Look through the records, and whenever a line includes the word "this", copy it.

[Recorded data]
BEGIN

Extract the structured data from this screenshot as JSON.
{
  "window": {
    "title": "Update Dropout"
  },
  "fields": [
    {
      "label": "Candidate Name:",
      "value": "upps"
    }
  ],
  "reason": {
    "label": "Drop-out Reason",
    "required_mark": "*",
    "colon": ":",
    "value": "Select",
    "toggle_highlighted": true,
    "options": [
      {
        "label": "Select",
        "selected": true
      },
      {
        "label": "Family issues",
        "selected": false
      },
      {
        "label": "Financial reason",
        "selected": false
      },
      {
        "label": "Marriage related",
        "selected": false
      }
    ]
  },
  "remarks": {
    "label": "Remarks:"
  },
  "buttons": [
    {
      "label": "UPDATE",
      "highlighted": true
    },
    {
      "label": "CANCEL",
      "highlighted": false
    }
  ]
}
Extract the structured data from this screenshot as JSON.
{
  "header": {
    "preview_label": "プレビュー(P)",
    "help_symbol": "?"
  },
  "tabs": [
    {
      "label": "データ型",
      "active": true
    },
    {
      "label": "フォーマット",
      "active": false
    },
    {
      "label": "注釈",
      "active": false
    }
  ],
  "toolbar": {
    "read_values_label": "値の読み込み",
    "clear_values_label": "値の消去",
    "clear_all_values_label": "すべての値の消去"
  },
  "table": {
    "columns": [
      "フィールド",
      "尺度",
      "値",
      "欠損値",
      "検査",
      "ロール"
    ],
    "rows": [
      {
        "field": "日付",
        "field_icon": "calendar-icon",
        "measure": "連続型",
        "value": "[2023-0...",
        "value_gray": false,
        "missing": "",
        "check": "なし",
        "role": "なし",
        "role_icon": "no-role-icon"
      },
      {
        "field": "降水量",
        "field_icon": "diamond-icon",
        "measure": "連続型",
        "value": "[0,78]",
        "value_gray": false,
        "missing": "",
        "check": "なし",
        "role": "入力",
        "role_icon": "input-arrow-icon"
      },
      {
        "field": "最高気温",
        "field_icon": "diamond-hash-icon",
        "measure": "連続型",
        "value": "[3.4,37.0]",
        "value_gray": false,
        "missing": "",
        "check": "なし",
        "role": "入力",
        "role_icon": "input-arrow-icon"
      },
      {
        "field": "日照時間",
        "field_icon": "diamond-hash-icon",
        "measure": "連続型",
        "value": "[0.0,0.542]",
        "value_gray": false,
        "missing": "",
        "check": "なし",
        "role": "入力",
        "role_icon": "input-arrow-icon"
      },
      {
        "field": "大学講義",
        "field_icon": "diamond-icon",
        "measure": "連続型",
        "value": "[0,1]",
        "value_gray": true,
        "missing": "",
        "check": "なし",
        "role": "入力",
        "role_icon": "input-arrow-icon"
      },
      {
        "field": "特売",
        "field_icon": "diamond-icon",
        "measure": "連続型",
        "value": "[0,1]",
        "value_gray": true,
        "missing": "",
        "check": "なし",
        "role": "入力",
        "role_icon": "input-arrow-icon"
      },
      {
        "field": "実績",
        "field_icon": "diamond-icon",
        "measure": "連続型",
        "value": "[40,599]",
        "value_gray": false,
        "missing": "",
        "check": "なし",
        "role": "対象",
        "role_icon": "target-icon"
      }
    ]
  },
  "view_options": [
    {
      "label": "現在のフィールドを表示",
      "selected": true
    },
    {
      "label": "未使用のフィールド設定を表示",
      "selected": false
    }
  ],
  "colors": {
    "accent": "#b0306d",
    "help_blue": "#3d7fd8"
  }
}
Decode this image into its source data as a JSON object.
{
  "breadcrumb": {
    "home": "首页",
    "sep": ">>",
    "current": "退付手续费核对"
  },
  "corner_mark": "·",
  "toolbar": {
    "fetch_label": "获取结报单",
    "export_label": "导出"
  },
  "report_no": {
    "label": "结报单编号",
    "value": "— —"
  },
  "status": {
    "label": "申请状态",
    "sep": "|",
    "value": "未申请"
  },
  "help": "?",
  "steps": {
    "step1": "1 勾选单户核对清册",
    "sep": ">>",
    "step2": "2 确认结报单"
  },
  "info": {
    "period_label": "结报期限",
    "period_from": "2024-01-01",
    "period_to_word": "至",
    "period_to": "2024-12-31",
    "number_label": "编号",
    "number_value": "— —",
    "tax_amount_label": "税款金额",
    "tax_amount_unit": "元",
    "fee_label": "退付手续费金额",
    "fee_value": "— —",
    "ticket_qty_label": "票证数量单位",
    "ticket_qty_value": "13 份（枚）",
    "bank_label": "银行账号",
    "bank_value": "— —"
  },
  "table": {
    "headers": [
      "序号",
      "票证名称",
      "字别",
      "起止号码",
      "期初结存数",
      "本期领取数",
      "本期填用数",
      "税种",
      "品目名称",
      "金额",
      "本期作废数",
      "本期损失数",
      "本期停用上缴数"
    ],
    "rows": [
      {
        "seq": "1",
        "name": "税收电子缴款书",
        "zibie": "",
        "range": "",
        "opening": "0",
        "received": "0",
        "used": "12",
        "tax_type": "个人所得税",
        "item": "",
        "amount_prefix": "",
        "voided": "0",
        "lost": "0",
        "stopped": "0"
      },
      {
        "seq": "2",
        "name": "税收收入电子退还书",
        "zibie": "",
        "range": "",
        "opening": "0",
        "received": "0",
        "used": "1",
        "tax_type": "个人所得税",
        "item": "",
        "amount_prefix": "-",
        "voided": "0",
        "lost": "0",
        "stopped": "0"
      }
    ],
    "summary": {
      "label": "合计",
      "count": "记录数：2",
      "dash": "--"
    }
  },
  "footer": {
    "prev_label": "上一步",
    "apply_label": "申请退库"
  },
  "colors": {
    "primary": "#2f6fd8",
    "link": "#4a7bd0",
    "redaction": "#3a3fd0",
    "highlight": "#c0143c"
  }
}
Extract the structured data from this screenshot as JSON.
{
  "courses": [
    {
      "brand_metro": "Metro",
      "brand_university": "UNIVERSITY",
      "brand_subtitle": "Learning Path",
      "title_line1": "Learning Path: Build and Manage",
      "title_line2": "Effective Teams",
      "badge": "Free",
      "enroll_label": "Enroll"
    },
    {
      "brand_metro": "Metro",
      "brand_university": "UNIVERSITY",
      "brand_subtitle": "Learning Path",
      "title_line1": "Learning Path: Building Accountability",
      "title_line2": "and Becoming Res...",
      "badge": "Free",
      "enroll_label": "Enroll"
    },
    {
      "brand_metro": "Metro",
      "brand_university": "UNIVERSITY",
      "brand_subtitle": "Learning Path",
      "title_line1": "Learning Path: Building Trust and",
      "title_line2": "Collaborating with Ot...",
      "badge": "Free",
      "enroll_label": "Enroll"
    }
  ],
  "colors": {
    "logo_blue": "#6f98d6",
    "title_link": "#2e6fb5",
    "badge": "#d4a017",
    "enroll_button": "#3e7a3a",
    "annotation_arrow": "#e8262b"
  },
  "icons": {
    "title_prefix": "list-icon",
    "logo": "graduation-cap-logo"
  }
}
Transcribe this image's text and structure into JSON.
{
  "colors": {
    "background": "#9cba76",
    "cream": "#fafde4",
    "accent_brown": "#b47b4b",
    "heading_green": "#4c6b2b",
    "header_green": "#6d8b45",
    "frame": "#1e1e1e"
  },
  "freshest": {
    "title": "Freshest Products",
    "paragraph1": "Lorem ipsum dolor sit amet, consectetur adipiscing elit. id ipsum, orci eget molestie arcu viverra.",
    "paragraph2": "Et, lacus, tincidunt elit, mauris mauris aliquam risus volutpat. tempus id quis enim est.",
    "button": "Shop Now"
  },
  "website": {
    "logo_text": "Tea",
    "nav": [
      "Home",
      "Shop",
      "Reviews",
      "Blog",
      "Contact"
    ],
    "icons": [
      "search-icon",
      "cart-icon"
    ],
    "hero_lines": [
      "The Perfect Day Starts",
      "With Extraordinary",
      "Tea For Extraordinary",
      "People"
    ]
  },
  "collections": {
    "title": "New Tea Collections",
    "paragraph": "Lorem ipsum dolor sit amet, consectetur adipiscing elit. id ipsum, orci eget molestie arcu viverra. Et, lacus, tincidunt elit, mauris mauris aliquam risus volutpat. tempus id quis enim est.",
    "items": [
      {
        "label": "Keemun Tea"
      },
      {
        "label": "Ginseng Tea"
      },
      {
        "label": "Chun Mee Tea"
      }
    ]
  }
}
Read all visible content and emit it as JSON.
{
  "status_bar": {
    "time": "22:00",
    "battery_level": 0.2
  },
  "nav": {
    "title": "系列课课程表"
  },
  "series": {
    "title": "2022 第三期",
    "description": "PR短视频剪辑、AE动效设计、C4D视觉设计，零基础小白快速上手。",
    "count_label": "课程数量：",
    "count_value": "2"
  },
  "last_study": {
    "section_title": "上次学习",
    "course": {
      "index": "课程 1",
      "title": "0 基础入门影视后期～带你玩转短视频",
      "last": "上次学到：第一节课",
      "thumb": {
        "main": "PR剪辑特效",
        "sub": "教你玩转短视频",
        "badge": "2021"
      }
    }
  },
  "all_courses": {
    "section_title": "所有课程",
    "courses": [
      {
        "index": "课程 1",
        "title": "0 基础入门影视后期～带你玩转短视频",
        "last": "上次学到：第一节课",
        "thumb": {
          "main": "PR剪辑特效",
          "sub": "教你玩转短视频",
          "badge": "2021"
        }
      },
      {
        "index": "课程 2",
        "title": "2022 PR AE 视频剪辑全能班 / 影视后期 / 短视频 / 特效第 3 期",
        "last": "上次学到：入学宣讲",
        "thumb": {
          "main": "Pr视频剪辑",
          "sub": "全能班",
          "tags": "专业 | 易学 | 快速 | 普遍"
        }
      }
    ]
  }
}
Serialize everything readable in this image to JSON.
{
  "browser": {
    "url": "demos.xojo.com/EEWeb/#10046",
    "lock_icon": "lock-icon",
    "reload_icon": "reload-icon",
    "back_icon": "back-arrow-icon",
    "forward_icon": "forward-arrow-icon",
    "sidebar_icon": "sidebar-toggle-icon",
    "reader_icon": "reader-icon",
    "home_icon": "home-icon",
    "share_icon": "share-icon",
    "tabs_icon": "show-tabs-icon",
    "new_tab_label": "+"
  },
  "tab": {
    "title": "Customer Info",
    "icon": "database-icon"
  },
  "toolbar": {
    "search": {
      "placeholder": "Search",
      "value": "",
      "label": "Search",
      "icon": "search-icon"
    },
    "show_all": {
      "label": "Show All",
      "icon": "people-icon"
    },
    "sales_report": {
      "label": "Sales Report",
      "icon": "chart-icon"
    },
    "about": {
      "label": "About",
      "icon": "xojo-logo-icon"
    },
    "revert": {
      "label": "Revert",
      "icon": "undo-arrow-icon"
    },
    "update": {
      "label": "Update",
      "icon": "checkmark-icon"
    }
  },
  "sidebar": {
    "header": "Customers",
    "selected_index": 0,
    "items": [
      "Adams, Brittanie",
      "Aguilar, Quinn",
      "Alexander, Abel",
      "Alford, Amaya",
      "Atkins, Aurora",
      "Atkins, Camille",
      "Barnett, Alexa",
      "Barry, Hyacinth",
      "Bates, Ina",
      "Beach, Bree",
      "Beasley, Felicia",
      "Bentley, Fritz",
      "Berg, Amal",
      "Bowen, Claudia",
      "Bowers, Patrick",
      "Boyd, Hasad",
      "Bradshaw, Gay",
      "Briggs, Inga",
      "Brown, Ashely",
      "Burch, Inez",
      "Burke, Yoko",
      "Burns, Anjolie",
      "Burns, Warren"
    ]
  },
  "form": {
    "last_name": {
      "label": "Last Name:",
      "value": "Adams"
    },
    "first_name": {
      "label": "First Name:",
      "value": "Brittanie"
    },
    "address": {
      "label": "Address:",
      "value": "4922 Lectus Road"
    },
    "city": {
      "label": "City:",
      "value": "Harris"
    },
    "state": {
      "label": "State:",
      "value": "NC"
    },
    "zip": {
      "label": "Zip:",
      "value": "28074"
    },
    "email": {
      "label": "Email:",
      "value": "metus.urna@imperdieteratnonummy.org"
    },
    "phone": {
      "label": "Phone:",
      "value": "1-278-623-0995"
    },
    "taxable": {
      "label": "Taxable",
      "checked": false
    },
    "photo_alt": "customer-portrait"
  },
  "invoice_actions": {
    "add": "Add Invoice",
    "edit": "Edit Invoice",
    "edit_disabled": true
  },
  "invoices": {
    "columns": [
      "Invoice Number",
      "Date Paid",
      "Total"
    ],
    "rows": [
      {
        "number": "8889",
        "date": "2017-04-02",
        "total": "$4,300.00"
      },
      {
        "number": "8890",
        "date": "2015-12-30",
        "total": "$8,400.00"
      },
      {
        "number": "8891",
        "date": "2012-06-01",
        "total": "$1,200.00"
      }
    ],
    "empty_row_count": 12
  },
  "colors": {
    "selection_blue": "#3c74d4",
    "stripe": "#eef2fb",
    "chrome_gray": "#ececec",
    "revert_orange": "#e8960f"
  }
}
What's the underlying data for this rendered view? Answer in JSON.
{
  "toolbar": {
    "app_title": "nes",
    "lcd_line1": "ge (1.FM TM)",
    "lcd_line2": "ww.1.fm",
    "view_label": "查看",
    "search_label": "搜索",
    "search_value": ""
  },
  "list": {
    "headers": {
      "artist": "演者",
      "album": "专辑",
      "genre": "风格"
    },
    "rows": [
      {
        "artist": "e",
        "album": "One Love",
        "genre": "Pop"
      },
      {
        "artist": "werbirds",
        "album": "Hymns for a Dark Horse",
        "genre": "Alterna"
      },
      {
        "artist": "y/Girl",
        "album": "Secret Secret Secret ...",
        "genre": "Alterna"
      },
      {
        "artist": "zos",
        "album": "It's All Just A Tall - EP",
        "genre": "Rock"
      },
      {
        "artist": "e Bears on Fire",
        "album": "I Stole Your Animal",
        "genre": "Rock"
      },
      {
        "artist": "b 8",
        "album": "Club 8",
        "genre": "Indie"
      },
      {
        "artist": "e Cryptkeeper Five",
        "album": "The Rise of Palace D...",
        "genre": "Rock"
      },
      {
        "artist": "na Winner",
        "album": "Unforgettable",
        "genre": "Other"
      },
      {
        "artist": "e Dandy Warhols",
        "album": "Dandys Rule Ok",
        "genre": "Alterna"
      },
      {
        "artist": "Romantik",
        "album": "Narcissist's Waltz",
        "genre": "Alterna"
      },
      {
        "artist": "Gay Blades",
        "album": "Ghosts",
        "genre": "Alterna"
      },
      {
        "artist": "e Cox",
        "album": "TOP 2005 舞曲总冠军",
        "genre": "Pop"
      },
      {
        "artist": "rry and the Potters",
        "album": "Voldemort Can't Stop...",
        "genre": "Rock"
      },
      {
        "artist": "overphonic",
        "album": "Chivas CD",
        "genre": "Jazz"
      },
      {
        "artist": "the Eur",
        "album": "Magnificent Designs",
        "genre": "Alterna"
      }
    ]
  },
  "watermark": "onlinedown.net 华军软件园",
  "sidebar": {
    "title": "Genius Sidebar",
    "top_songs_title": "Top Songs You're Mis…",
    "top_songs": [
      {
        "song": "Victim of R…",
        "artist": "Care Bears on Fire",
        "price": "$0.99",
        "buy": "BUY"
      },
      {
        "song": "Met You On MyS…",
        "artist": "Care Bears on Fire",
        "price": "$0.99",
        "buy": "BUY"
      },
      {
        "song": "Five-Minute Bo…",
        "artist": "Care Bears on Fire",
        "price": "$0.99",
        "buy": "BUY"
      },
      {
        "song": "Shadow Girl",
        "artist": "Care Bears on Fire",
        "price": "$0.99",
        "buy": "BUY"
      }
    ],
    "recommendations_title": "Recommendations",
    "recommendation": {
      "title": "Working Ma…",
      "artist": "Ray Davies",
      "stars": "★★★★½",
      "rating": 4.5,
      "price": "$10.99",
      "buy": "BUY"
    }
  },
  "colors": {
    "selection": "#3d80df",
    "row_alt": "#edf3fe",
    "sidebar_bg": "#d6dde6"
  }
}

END

Answer box ▸
Extract the structured data from this screenshot as JSON.
Extract the structured data from this screenshot as JSON.
Decode this image into its source data as a JSON object.
Extract the structured data from this screenshot as JSON.
Transcribe this image's text and structure into JSON.
Serialize everything readable in this image to JSON.
What's the underlying data for this rendered view? Answer in JSON.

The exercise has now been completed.